Groceries, Immigrants, Presidents
His arm reached deep into the brown double bag, creating just
the right space at the bottom for the next heavy item. We watched
with joy the speed and accuracy of the lean, middle-aged man placing
our purchases in the proper sequence, so as to protect the more
An increasingly rare phenomenon in our time.
In 1959, after my arrival in Florida as a twenty-two year-old refugee,
supermarkets - and everything about them - were among the unforgettable
first impressions. Apart from the sheer quantity of food, the attention
paid to packaging boggled the European mind. As well as performing
a service to customers, the insistence on care and precision seemed

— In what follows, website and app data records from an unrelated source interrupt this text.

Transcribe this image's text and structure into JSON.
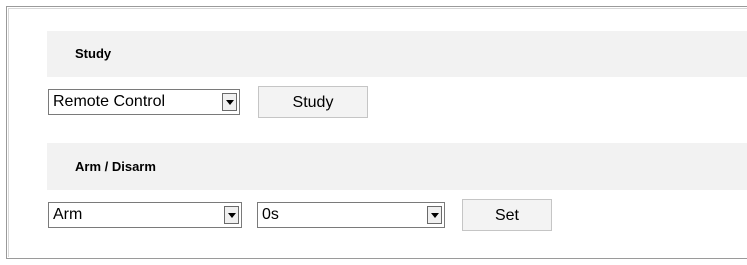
{
  "study": {
    "header": "Study",
    "remote_select_value": "Remote Control",
    "study_button": "Study"
  },
  "arm_disarm": {
    "header": "Arm / Disarm",
    "mode_select_value": "Arm",
    "delay_select_value": "0s",
    "set_button": "Set"
  },
  "icons": {
    "dropdown": "chevron-down-icon"
  },
  "colors": {
    "section_header_bg": "#f2f2f2",
    "button_bg": "#f3f3f3"
  }
}
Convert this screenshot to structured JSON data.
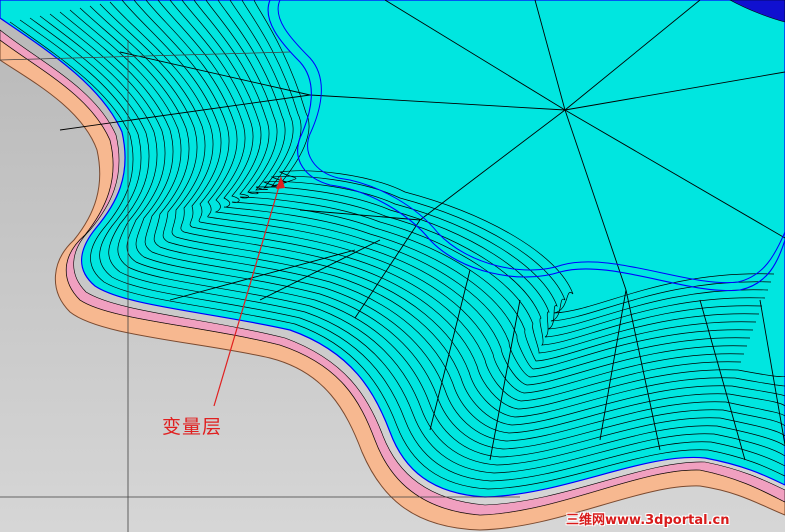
{
  "viewport": {
    "annotation": {
      "label": "变量层"
    },
    "watermark": {
      "text": "三维网www.3dportal.cn"
    }
  },
  "colors": {
    "background": "#c4c4c4",
    "surface_fill": "#00e6e0",
    "contour_stroke": "#000000",
    "outer_edge": "#0000ff",
    "base_layer": "#f7b890",
    "base_layer_pink": "#f0a0c0",
    "annotation": "#e02020"
  }
}
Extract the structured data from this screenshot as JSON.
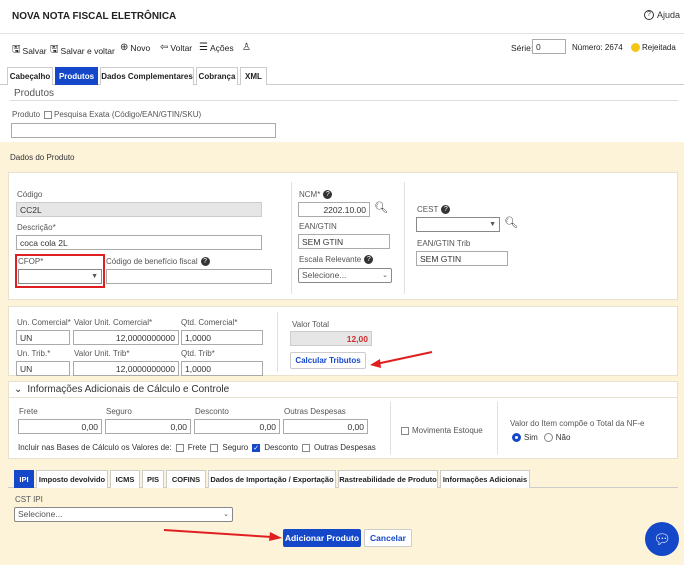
{
  "header": {
    "title": "NOVA NOTA FISCAL ELETRÔNICA",
    "help_label": "Ajuda"
  },
  "toolbar": {
    "save_label": "Salvar",
    "save_back_label": "Salvar e voltar",
    "new_label": "Novo",
    "back_label": "Voltar",
    "actions_label": "Ações",
    "serie_label": "Série:",
    "serie_value": "0",
    "numero_label": "Número: 2674",
    "status_label": "Rejeitada",
    "status_color": "#f5c518"
  },
  "tabs": [
    "Cabeçalho",
    "Produtos",
    "Dados Complementares",
    "Cobrança",
    "XML"
  ],
  "produtos": {
    "section_title": "Produtos",
    "produto_label": "Produto",
    "exact_search_label": "Pesquisa Exata (Código/EAN/GTIN/SKU)",
    "produto_value": ""
  },
  "dados": {
    "title": "Dados do Produto",
    "codigo_label": "Código",
    "codigo_value": "CC2L",
    "descricao_label": "Descrição*",
    "descricao_value": "coca cola 2L",
    "cfop_label": "CFOP*",
    "beneficio_label": "Código de benefício fiscal",
    "ncm_label": "NCM*",
    "ncm_value": "2202.10.00",
    "ean_label": "EAN/GTIN",
    "ean_value": "SEM GTIN",
    "escala_label": "Escala Relevante",
    "escala_value": "Selecione...",
    "cest_label": "CEST",
    "ean_trib_label": "EAN/GTIN Trib",
    "ean_trib_value": "SEM GTIN"
  },
  "quantidades": {
    "un_com_label": "Un. Comercial*",
    "un_com_value": "UN",
    "valor_com_label": "Valor Unit. Comercial*",
    "valor_com_value": "12,0000000000",
    "qtd_com_label": "Qtd. Comercial*",
    "qtd_com_value": "1,0000",
    "un_trib_label": "Un. Trib.*",
    "un_trib_value": "UN",
    "valor_trib_label": "Valor Unit. Trib*",
    "valor_trib_value": "12,0000000000",
    "qtd_trib_label": "Qtd. Trib*",
    "qtd_trib_value": "1,0000",
    "valor_total_label": "Valor Total",
    "valor_total_value": "12,00",
    "calc_button": "Calcular Tributos"
  },
  "info_adicionais": {
    "title": "Informações Adicionais de Cálculo e Controle",
    "frete_label": "Frete",
    "frete_value": "0,00",
    "seguro_label": "Seguro",
    "seguro_value": "0,00",
    "desconto_label": "Desconto",
    "desconto_value": "0,00",
    "outras_label": "Outras Despesas",
    "outras_value": "0,00",
    "incluir_label": "Incluir nas Bases de Cálculo os Valores de:",
    "chk_frete": "Frete",
    "chk_seguro": "Seguro",
    "chk_desconto": "Desconto",
    "chk_outras": "Outras Despesas",
    "movimenta_label": "Movimenta Estoque",
    "compoe_label": "Valor do Item compõe o Total da NF-e",
    "sim_label": "Sim",
    "nao_label": "Não"
  },
  "bottom_tabs": [
    "IPI",
    "Imposto devolvido",
    "ICMS",
    "PIS",
    "COFINS",
    "Dados de Importação / Exportação",
    "Rastreabilidade de Produto",
    "Informações Adicionais"
  ],
  "ipi": {
    "cst_label": "CST IPI",
    "cst_value": "Selecione..."
  },
  "actions": {
    "add_label": "Adicionar Produto",
    "cancel_label": "Cancelar"
  },
  "colors": {
    "primary": "#1548c8",
    "highlight": "#e02020",
    "panel_bg": "#fdf3d9"
  }
}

also to provide important early training for the mostly high-school
age youngsters who did the bagging. Later, they would need to comply

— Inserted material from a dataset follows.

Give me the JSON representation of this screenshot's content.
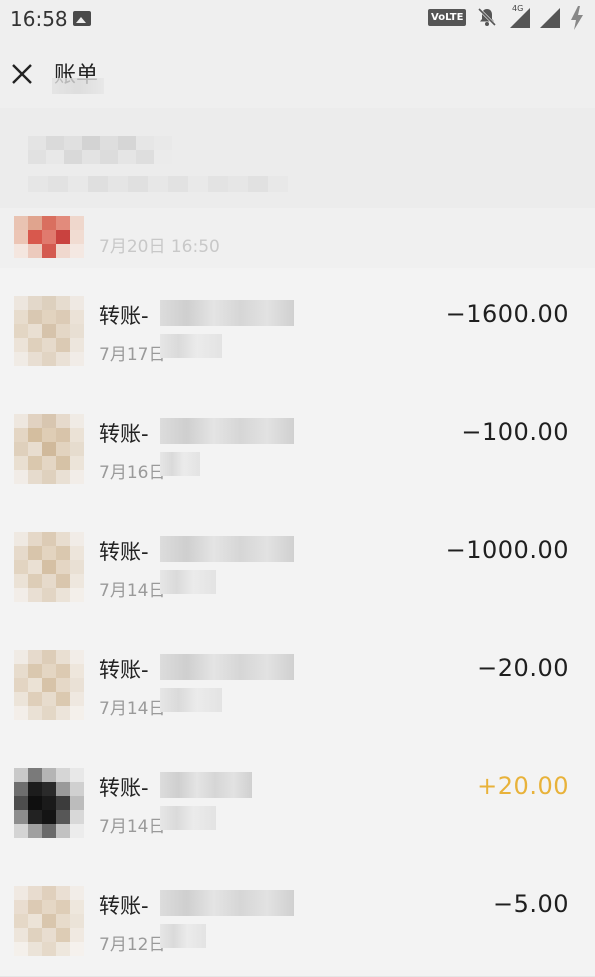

with similar standards in all walks of life.
Florida's then governor, as related to me by an elderly professor
at Florida State University, used to bag and deliver groceries in
his teens. That, and the exclusively American attitude of expecting

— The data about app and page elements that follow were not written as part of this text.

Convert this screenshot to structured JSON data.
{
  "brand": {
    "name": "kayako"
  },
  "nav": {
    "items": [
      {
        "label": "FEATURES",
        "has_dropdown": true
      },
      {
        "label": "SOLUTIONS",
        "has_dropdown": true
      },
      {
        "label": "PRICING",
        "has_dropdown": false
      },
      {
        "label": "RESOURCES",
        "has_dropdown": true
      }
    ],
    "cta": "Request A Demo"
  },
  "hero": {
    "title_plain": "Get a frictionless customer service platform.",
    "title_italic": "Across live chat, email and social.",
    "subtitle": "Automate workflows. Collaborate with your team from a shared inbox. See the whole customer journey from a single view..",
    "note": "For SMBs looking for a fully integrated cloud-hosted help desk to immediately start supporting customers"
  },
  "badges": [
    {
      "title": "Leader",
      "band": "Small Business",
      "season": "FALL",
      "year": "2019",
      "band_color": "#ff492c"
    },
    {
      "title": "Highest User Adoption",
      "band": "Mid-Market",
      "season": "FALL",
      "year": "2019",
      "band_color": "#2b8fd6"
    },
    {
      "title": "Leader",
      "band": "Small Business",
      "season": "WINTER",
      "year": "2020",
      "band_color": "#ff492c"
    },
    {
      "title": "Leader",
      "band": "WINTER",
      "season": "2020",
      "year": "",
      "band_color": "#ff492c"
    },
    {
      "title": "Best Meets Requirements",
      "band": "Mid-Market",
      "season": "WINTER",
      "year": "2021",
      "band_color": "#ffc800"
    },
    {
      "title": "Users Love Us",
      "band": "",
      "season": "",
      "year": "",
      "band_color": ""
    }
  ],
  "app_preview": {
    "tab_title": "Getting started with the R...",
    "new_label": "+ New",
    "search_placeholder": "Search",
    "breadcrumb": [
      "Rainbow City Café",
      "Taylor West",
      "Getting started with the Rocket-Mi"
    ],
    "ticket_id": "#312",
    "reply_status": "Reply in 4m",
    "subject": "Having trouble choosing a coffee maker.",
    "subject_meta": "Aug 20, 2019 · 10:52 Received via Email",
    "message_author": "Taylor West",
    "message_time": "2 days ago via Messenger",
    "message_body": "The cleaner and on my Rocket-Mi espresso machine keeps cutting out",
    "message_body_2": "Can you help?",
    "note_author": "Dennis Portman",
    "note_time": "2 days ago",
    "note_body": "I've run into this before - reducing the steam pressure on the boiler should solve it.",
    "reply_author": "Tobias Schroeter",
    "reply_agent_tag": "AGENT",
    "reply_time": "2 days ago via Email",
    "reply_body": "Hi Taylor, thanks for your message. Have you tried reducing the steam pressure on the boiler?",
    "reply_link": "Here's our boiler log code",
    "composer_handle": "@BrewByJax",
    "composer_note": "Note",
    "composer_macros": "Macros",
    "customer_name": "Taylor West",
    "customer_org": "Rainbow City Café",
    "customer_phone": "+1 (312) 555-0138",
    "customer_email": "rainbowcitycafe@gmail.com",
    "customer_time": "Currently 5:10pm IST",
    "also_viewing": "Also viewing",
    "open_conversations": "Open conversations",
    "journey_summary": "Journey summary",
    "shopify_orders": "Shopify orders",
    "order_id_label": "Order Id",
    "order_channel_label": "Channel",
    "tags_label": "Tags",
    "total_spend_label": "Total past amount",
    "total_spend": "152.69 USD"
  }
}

children of privilege to work in their teens regardless, also sent
a splendid message to newcomers. Immigrants who, more often than
not, had arrived from countries in which just getting by was the
standard, could learn all about American requirements through bagging
Not any more.
America no longer requires of immigrants that they comply with
standards, or even take serious note of the laws and customs - not
to mention language - that have made America, well, America. Some,
perhaps many, still do, but the requirements are gone.
And last week, two political correspondents of National Review
have joined Representative Barney Frank of Massachusetts in calling
for a constitutional amendment that would remove the requirement
whereby candidates for president and vice president of the United
States be native-born citizens.
The Founding Fathers presumably created the special requirement
because in other branches of government naturalized citizens were
likely outnumbered by native-born ones. We have nine justices of
the Supreme Court, one hundred senators, 435 members of the House
of Representatives. In addition, deliberations take place over time.
But all executive power is vested in a single, solitary person who
may have to act on a moment's notice. Such a person had better display
knee-jerk reactions typical of, and unique to, native-born Americans.
"And what of those who arrived here as infants?" advocates
of the proposed amendment ask. "What is the difference between
them and the native-born?"
Alas, laws are not made for the exception.
As if to answer the question, President Bush - inspired by his
recent visit to Ellis Island - is considering to grant legal resident
status to three million Mexicans who are in America unlawfully.
If he so decides, three million people whose first act was to break
the law, would end up eligible for the presidency. Since the Constitution
charges the president to "take care that the laws be faithfully
executed," even the most tolerant among us might perceive an
Tolerance is important, and native-born Americans possess a special
brand of it - so much so that my personal opposition to such an
amendment is based on the inability of most immigrants to acquire
it in their own lifetime, myself included. But the tendency is to
confuse wise and necessary legal provisions with an absence of tolerance
and generosity. "Why are you anti-immigrant," or: "Have
you got something against Mexicans?" are the silly questions
typically posed. This nation has prospered upon a solid foundation
of laws. We cannot afford to replace that with the quicksand of
sudden emotional impulses, or of temporary political manipulation.
How political - as opposed to thoughtfully considered - the issue
has become was demonstrated by The New York Times last Sunday. Not
long ago, the Times promoted the metamorphosis of illegal aliens
into "undocumented immigrants." Now, reporting the plan
under consideration in the Bush White House, its headlines refer
to the three million Mexicans as being in the country "illegally"
and "unlawfully." Of course, those millions would presumably
vote Republican if President Bush makes them legal. Were they instead
potential Democratic voters, the New York Times would surely avoid
such mean-spirited words.
America's need is to reclaim standards while some of us can still
remember them. Whether at the supermarket or in the legal system,
we will not prosper much longer if standards become permanently
Let us restore considerably higher levels of expectation - at the
check-out counter, and in government - before we think seriously
about amending the Supreme Law of the Land.